  12. Lorenz ND, Comerford EJ, Iff I. Long-term use of gabapentin for musculoskeletal disease and trauma in three cats. J Feline Med Surg. 2012;15(6):507-512.
  13. Steagall PV, Monteiro-Steagall BP. Multimodal analgesia for perioperative pain in three cats. J Feline Med Surg. 2013;15(8):737-743.
  14. Trepanier LA. Applying pharmacokinetics to veterinary clinical practice. Vet Clin North Am Small Anim Pract. 2013;43(5):1013-1026.
  15. Rausch-Dera LC, Rhodes L. Safety and toxicokinetic profiles associated with daily oral administration of grapiprant, a selective antagonist of the prostaglandin E2 EP4 receptor, to cats. Am J Vet Res. 2016;77(7):688-692.
  16. Gearing DP, Huebner M, Virtue ER, et al. In vitro and in vivo characterization of a fully felinized therapeutic anti-nerve growth factor monoclonal antibody for the treatment of pain in cats. J Vet Intern Med. 2016;30(4):1129-1137.

 

Suggested Reading

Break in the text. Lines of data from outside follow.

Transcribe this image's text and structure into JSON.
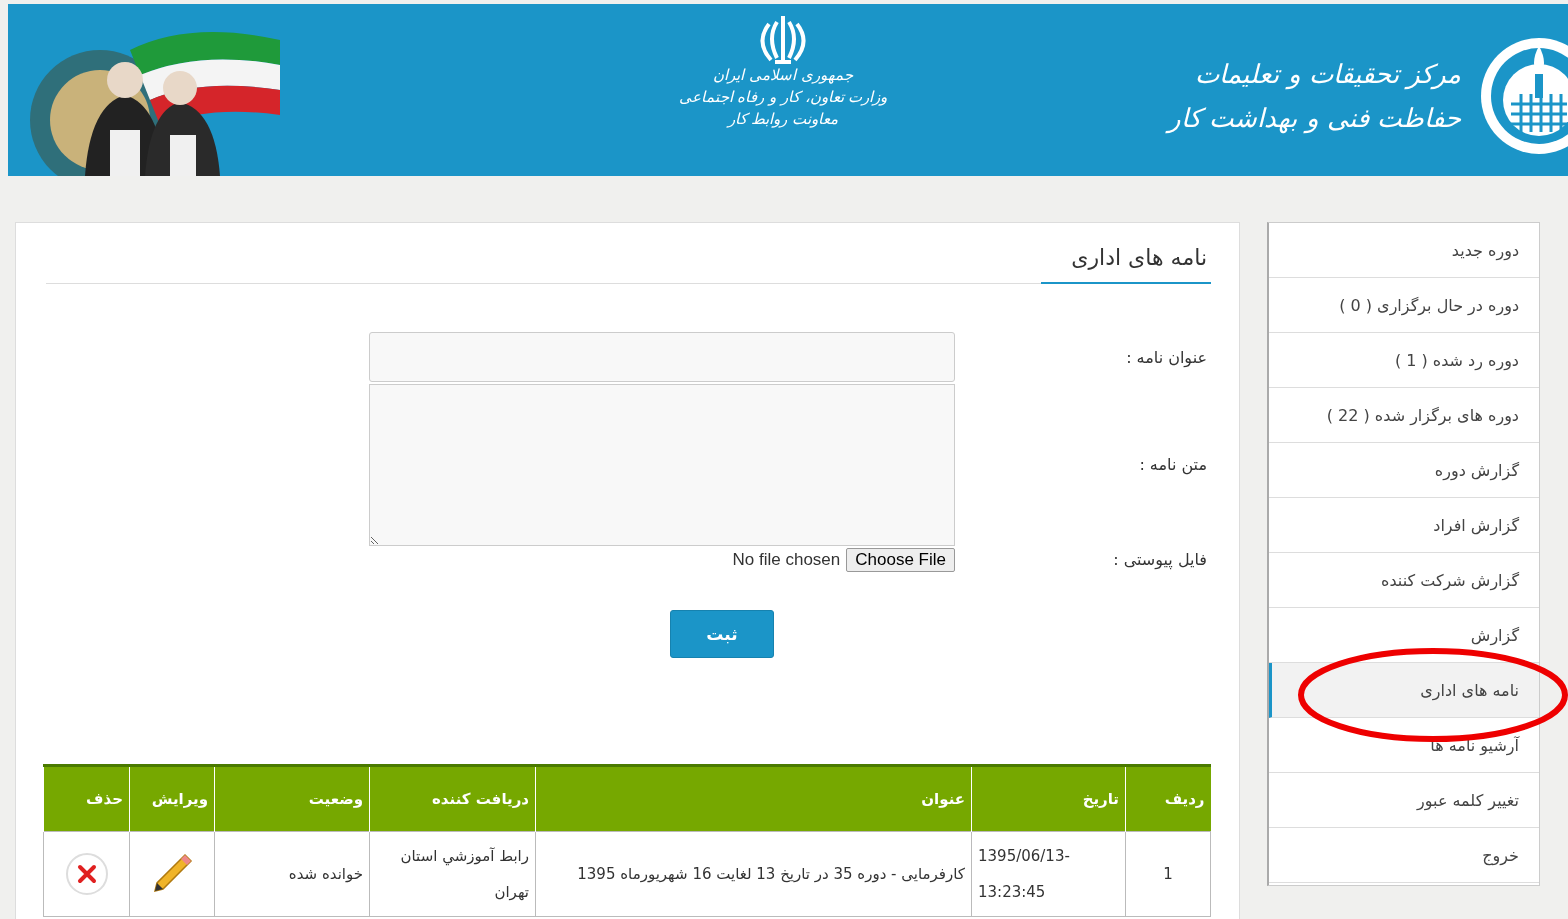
{
  "header": {
    "org_lines": [
      "مرکز تحقیقات و تعلیمات",
      "حفاظت فنی و بهداشت کار"
    ],
    "ministry_lines": [
      "جمهوری اسلامی ایران",
      "وزارت تعاون، کار و رفاه اجتماعی",
      "معاونت روابط کار"
    ],
    "banner": {
      "kind": "picture"
    }
  },
  "sidebar": {
    "items": [
      {
        "label": "دوره جدید",
        "selected": false
      },
      {
        "label": "دوره در حال برگزاری ( 0 )",
        "selected": false
      },
      {
        "label": "دوره رد شده ( 1 )",
        "selected": false
      },
      {
        "label": "دوره های برگزار شده ( 22 )",
        "selected": false
      },
      {
        "label": "گزارش دوره",
        "selected": false
      },
      {
        "label": "گزارش افراد",
        "selected": false
      },
      {
        "label": "گزارش شرکت کننده",
        "selected": false
      },
      {
        "label": "گزارش",
        "selected": false
      },
      {
        "label": "نامه های اداری",
        "selected": true
      },
      {
        "label": "آرشیو نامه ها",
        "selected": false
      },
      {
        "label": "تغییر کلمه عبور",
        "selected": false
      },
      {
        "label": "خروج",
        "selected": false
      }
    ]
  },
  "main": {
    "title": "نامه های اداری",
    "form": {
      "subject_label": "عنوان نامه :",
      "body_label": "متن نامه :",
      "attachment_label": "فایل پیوستی :",
      "file_button": "Choose File",
      "file_status": "No file chosen",
      "submit": "ثبت"
    },
    "table": {
      "columns": [
        "ردیف",
        "تاریخ",
        "عنوان",
        "دریافت کننده",
        "وضعیت",
        "ویرایش",
        "حذف"
      ],
      "rows": [
        {
          "index": "1",
          "date": "1395/06/13-13:23:45",
          "title": "کارفرمایی - دوره 35 در تاریخ 13 لغایت 16 شهریورماه 1395",
          "recipient": "رابط آموزشي استان تهران",
          "status": "خوانده شده"
        }
      ]
    }
  }
}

Author

Sheilah A. Robertson

BVMS (Hons), PhD, DACVAA, DECVAA, DACAW, DECAWBM (WSEL), CVA, MRCVS Lap of Love Veterinary Hospice, Gainesville, Florida

Sheilah A. Robertson, BVMS (Hons), PhD, DACVAA, DECVAA, DACAW, DECAWBM (WSEL), CVA, MRCVS, is the senior medical director of Lap of Love Veterinary Hospice. She earned her veterinary degree from University of Glasgow and is a specialist in anesthesia, pain management, and animal welfare. She has held academic appointments at Western College of Veterinary Medicine, University of Florida, and Michigan State University and has served as assistant director in the animal welfare division of the American Veterinary Medical Association. Her research interests include assessment of pain in cats.

Material from Clinician’s Brief may not be reproduced, distributed, or used in whole or in part without prior permission of Educational Concepts, LLC. For questions or inquiries please contact us.

Up Next